Currently, Bennett Elementary School has 637 students, which makes it the largest elementary school in the district in the fastest-growing section of the city, said associate superintendents Robert Grosz and Missy Eidsness.

To alleviate overcrowding, current and future Bennett Elementary students in the affected area would go to Centennial Elementary School starting in the 2022-2023 school year if the plan is passed during the second reading on Nov. 9.

“This is also a very fast-growing area of town, so as more homes become built that number will certainly increase, and we’re looking at the capacity that this will provide to Bennett as other portions of the Bennett catch area continue to grow,” Grosz said.

“If today those students changed boundaries, there would still be room at Bennett Elementary for about 111 more elementary-aged students, and at Centennial, approximately 77. Now, we know that changes each month, as families move in and out of our community and new homes are purchased,” Grosz said.

Benson expressed worries about transportation to and from school and moved to postpone the motion because she felt more discussion was needed.

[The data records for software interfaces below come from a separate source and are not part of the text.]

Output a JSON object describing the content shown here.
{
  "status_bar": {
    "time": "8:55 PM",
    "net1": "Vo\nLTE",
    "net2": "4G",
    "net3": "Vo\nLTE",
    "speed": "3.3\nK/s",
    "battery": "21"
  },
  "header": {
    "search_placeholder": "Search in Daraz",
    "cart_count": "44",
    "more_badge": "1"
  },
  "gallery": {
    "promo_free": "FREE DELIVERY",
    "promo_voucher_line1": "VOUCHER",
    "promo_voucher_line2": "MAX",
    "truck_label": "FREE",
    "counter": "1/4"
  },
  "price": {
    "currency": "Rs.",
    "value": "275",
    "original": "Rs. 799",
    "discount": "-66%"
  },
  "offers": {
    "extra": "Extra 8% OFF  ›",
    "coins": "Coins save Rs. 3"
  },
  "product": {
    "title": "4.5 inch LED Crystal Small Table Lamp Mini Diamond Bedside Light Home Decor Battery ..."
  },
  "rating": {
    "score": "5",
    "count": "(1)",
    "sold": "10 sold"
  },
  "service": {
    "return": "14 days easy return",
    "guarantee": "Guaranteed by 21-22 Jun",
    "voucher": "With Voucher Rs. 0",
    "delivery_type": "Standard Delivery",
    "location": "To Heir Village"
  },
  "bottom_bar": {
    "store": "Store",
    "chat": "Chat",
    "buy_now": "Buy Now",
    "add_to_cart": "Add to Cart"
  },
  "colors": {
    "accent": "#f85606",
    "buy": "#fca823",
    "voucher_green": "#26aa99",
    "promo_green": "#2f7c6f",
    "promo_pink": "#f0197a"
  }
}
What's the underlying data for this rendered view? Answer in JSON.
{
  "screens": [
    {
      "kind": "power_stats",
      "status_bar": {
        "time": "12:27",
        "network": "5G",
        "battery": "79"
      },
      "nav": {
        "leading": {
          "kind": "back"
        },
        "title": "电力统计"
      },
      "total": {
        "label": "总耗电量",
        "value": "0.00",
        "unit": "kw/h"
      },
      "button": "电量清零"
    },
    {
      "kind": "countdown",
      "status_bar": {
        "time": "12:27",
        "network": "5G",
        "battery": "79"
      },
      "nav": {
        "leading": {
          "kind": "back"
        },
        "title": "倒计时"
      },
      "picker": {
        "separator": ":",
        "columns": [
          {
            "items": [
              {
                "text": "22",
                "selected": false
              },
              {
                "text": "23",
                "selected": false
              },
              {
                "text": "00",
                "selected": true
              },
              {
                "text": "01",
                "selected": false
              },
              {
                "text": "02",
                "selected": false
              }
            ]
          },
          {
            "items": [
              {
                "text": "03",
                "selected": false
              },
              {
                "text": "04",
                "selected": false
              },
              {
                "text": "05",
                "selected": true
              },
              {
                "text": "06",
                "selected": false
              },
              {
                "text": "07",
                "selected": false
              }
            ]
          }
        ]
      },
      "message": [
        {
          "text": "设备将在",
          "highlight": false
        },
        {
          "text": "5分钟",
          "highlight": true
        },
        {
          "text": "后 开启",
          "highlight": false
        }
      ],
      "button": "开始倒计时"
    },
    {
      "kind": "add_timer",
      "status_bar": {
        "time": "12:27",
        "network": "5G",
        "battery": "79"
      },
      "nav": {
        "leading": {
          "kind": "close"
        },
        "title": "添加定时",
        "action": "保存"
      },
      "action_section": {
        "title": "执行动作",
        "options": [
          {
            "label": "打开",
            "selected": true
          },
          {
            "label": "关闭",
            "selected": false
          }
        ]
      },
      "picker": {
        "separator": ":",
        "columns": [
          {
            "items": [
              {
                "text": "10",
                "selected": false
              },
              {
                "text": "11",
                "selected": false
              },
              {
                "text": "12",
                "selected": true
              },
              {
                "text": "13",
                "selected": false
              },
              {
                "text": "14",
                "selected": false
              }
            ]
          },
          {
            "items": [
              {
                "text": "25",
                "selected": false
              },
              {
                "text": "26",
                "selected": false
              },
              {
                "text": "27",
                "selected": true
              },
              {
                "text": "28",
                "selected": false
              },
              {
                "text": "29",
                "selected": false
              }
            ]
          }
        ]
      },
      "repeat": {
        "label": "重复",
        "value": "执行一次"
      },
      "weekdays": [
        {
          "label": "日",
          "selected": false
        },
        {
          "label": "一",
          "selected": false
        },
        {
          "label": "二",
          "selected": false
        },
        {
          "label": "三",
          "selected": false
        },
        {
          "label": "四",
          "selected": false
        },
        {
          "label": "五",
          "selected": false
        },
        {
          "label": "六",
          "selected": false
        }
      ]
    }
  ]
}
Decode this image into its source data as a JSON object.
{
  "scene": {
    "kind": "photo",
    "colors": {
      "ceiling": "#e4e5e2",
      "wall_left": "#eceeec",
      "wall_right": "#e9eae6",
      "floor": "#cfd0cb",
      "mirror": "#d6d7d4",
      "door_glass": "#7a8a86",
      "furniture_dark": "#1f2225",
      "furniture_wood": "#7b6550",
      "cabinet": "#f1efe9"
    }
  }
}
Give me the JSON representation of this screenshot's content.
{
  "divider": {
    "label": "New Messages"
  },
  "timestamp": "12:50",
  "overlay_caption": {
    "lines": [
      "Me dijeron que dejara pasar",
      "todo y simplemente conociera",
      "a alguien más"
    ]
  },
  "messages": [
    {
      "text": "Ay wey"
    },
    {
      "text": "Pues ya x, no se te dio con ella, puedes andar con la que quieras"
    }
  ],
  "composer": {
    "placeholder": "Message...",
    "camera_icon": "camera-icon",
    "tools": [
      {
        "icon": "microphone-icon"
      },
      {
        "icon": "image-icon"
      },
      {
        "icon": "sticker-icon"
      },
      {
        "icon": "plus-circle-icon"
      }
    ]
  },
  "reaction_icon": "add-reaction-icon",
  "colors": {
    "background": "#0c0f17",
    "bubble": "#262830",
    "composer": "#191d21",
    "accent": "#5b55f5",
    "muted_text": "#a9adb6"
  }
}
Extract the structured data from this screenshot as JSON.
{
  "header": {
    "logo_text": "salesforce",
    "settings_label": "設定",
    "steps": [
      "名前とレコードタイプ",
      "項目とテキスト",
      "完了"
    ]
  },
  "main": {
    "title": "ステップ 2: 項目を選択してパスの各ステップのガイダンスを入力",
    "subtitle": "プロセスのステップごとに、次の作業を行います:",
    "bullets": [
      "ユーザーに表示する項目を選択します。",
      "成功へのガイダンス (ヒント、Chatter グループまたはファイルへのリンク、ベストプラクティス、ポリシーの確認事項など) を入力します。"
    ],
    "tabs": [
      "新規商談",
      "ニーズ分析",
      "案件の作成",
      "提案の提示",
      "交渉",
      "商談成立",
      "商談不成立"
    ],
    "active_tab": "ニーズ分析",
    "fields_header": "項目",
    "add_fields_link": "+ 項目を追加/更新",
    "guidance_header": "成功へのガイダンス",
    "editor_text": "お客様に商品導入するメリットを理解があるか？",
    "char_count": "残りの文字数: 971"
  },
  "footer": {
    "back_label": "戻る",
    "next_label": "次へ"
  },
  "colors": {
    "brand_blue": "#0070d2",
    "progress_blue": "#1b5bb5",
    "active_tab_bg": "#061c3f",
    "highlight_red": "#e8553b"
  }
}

“It would be a better process if we were able to ask questions in committee,” Benson said. “When you’re making a move for families, this is a really big deal, and we can confidently say we won’t do this again in a year or two in the same area.”